*** Opening Material provided ***
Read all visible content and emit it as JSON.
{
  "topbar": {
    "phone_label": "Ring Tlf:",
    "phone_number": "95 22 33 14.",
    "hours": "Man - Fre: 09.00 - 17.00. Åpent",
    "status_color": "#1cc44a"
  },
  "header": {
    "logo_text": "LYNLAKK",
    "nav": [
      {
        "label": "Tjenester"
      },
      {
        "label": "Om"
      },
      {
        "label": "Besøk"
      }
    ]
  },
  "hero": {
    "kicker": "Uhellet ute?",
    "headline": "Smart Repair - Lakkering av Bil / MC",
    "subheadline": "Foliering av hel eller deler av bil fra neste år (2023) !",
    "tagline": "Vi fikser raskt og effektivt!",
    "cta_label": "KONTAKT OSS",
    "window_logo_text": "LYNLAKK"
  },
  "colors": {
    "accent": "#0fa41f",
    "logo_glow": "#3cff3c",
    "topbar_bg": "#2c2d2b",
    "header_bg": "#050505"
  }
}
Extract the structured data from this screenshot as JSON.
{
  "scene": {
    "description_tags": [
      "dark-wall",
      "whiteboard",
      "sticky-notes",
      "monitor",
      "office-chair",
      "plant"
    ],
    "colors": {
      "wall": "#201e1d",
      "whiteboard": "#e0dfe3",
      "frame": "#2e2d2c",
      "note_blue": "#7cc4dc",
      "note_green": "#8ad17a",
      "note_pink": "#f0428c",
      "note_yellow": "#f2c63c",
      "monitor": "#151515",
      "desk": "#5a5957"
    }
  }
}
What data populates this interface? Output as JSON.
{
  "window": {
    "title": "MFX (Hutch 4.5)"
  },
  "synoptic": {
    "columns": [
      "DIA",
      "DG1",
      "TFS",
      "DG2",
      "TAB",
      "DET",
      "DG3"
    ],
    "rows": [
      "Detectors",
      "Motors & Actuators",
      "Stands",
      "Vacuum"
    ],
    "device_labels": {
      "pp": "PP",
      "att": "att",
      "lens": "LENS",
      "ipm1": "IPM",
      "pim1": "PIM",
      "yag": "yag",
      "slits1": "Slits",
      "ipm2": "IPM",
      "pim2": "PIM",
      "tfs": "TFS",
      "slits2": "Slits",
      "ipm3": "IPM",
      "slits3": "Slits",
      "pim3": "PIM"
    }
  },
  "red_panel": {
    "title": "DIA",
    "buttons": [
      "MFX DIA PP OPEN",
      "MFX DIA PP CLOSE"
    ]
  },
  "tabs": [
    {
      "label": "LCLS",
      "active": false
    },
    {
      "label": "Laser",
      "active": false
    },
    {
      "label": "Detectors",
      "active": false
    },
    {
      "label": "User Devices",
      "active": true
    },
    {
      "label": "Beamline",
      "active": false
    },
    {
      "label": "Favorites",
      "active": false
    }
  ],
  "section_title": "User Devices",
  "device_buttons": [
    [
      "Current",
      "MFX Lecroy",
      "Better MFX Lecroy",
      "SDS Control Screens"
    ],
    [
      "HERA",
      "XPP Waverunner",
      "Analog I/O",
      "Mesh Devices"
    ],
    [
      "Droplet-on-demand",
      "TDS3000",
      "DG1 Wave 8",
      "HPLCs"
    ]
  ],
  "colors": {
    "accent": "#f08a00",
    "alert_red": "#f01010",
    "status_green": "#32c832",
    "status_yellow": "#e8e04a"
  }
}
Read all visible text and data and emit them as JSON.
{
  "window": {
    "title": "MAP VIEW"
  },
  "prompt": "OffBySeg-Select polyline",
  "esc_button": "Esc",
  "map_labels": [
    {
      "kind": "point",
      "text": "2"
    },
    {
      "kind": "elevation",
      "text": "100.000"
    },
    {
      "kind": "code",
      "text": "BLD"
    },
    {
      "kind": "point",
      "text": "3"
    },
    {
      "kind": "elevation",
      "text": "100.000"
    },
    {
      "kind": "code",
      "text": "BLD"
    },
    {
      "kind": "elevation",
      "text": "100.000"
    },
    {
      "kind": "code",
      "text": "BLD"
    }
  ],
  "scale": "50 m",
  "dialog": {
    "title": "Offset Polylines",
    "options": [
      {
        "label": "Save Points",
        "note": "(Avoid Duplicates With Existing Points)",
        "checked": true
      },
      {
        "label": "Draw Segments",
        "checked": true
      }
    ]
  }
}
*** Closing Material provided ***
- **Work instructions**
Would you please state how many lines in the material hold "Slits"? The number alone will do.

- **Exercise output**
3